Prompt: Within the data below, find the string "化神中期" and return each line where it occurs.

BEGIN Exercise material

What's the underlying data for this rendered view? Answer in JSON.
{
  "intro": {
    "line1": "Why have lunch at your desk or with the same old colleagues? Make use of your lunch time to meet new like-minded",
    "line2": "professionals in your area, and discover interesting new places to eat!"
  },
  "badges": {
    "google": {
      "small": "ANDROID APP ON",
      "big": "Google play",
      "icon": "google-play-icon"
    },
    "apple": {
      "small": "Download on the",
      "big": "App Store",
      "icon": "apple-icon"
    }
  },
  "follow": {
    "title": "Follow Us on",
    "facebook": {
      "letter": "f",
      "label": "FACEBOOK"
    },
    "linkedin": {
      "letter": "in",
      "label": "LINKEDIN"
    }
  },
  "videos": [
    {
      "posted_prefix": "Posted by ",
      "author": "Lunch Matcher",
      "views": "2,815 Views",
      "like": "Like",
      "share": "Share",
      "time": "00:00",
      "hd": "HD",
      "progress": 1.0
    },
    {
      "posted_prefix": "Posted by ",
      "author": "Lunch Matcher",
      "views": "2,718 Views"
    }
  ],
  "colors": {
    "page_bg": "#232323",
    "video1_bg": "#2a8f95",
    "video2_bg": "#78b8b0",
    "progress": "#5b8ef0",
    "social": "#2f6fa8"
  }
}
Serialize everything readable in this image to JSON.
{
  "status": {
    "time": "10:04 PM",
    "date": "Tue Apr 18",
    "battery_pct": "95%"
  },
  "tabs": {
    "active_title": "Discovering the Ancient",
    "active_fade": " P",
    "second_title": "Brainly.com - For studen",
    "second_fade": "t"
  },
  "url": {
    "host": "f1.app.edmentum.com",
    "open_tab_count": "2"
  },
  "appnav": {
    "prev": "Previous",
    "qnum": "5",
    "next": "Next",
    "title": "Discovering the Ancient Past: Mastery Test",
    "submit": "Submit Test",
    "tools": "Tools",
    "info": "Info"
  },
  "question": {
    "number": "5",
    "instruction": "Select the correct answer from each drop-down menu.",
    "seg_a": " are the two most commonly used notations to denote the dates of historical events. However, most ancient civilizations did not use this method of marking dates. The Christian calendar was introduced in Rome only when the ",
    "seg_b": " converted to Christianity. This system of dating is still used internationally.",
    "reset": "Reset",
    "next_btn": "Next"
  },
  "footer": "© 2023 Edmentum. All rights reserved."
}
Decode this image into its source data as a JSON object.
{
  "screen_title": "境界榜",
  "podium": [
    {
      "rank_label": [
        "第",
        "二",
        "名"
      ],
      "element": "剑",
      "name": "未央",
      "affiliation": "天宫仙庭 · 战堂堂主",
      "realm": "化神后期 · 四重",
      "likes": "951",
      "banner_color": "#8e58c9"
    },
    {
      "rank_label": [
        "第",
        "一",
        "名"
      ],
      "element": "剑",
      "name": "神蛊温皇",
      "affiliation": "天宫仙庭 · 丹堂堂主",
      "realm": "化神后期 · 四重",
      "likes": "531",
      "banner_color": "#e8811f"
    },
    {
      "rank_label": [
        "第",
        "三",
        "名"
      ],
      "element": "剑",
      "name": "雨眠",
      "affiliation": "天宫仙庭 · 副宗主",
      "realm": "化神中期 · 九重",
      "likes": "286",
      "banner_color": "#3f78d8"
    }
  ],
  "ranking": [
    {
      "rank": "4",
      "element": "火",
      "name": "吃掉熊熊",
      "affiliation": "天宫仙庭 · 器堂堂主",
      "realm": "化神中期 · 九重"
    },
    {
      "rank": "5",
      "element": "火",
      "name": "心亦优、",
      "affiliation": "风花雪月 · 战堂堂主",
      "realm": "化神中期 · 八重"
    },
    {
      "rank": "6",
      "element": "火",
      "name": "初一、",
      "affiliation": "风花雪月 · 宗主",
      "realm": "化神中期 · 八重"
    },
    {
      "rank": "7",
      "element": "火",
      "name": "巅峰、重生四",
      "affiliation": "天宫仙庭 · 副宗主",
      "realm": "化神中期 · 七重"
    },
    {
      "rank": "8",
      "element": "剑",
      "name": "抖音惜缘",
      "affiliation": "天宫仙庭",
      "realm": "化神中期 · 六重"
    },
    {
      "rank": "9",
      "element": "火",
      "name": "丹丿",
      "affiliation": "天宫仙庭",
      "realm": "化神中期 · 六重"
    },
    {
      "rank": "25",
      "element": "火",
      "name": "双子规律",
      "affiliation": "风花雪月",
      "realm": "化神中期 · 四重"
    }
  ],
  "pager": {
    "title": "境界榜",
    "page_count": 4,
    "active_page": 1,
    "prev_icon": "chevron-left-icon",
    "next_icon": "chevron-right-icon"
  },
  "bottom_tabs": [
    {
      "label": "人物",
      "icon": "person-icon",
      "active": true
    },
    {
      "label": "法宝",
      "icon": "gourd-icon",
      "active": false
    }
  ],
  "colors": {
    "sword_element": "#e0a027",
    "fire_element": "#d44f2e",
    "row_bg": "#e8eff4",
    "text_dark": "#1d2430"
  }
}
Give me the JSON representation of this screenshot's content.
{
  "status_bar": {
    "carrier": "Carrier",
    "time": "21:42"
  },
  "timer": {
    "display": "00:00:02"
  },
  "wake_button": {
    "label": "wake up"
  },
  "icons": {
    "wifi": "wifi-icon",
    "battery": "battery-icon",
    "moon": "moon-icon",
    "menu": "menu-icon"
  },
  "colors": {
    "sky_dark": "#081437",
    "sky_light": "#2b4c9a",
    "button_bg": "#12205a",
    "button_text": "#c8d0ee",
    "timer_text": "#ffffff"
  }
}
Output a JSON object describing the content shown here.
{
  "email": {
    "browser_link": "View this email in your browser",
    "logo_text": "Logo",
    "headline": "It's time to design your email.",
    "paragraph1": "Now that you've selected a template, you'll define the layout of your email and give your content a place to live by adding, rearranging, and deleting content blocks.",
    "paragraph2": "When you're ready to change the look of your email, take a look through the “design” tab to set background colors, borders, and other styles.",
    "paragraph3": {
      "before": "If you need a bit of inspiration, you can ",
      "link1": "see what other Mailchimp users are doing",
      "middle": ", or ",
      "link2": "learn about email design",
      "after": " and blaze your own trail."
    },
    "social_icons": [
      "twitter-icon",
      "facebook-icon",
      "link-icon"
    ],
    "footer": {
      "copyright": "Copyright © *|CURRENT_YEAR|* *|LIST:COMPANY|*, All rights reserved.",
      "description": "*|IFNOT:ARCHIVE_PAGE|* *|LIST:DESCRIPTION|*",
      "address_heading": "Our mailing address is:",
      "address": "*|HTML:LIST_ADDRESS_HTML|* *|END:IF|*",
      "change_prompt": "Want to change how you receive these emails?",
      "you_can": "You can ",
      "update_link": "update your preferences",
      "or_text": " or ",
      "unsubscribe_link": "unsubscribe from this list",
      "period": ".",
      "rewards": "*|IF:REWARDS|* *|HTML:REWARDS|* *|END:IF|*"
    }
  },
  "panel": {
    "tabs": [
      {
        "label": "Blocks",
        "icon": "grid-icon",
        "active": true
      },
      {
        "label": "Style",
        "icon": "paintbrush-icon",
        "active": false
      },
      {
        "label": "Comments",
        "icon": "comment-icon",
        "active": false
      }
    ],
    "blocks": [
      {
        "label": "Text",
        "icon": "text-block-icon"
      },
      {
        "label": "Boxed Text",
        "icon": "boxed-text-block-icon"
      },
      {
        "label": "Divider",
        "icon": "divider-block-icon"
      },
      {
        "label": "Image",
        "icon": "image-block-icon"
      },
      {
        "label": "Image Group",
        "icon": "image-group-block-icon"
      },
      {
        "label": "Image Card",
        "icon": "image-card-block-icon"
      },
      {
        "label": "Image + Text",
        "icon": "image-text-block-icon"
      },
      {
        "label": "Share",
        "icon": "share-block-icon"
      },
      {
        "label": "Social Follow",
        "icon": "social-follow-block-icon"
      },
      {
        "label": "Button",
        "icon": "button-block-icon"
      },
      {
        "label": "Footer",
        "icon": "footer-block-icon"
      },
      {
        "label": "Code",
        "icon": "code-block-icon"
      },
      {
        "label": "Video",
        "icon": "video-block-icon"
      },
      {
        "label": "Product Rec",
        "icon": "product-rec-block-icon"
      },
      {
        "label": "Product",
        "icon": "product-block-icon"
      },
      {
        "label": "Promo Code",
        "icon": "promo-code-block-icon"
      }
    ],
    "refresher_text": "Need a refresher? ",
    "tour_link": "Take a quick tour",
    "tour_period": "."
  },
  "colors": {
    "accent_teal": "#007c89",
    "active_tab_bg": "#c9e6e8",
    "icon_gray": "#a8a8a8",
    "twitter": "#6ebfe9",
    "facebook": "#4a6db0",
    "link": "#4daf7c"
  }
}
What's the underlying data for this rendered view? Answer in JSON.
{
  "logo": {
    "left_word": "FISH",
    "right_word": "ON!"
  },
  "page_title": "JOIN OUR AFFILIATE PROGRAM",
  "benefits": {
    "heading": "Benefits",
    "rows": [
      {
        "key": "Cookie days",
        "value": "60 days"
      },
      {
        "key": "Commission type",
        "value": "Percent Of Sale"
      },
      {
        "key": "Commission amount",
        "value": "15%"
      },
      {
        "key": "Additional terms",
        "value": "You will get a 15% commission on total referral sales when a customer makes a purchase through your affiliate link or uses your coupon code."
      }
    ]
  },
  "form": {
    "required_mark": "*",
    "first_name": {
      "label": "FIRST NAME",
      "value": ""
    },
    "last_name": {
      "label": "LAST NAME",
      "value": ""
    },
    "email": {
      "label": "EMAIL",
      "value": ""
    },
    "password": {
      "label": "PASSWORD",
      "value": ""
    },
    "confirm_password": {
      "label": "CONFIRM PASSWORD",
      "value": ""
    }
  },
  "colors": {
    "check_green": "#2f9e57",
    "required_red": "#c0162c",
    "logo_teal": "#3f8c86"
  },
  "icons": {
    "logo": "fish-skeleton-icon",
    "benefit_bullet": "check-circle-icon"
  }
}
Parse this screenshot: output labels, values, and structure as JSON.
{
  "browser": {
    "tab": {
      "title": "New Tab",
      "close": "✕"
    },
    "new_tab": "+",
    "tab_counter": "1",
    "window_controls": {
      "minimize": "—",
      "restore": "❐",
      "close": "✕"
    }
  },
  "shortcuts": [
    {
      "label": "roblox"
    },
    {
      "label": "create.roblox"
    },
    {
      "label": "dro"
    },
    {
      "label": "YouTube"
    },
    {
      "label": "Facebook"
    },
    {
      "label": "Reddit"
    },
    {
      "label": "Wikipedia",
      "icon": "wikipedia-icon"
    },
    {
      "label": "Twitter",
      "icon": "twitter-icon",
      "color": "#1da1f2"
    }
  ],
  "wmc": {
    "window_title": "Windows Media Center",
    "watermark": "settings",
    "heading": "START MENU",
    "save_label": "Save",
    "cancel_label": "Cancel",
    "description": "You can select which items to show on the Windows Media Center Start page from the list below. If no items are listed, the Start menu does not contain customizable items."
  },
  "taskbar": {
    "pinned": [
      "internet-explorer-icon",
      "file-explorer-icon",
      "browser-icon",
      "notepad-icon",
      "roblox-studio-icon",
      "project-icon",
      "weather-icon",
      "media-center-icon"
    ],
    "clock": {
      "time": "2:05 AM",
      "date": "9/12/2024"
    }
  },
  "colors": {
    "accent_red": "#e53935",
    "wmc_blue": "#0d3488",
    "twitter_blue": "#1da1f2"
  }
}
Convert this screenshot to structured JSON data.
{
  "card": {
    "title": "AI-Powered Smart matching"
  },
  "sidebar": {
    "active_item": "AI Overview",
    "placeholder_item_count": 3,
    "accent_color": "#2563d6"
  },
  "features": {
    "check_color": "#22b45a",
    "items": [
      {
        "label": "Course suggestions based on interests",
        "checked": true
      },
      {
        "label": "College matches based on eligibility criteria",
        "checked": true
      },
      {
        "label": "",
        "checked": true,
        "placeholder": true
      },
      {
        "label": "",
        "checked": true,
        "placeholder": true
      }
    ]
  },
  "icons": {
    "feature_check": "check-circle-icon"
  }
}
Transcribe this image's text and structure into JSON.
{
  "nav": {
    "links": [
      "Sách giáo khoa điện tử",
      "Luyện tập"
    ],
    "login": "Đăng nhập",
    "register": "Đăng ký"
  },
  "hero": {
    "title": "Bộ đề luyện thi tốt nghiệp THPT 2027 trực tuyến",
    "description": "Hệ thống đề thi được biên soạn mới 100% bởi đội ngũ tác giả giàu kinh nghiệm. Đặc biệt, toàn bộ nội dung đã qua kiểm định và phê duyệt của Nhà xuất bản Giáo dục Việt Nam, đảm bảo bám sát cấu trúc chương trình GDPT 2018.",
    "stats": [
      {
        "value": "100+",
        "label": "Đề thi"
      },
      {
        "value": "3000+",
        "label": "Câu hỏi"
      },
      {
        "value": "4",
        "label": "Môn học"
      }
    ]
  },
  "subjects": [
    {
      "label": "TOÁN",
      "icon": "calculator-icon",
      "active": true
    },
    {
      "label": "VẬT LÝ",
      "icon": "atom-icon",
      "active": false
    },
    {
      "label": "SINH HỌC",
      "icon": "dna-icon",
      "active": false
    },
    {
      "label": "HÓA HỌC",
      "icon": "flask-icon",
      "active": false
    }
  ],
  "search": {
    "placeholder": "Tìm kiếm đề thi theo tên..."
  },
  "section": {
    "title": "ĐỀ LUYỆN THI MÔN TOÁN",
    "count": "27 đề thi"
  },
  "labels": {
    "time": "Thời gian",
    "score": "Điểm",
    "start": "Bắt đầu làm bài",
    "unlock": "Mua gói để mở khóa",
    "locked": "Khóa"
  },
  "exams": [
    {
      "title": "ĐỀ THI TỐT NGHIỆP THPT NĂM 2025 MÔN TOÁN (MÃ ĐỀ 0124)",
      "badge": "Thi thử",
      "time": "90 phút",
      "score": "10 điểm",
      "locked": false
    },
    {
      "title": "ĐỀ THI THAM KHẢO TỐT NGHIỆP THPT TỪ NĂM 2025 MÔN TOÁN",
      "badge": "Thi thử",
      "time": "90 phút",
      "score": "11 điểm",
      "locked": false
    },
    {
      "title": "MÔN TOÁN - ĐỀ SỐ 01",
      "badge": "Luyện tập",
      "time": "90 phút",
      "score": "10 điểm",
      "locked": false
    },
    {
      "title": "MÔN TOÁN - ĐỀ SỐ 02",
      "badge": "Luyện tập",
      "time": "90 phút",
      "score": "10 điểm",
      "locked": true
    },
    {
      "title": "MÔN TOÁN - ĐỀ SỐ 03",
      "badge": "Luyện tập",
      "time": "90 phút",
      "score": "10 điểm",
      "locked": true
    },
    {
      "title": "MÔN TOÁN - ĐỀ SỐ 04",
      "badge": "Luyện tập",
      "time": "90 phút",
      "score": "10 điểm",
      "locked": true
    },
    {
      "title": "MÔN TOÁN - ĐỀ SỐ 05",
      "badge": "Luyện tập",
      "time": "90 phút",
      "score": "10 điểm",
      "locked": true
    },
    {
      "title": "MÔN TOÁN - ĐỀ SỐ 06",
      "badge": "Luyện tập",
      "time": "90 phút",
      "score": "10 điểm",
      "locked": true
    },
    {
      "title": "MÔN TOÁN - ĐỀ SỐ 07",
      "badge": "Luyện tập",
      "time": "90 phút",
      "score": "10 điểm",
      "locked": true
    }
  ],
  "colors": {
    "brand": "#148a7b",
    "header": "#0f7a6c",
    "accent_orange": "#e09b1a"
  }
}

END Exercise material

Task result:
      "realm": "化神中期 · 九重",
      "realm": "化神中期 · 九重"
      "realm": "化神中期 · 八重"
      "realm": "化神中期 · 八重"
      "realm": "化神中期 · 七重"
      "realm": "化神中期 · 六重"
      "realm": "化神中期 · 六重"
      "realm": "化神中期 · 四重"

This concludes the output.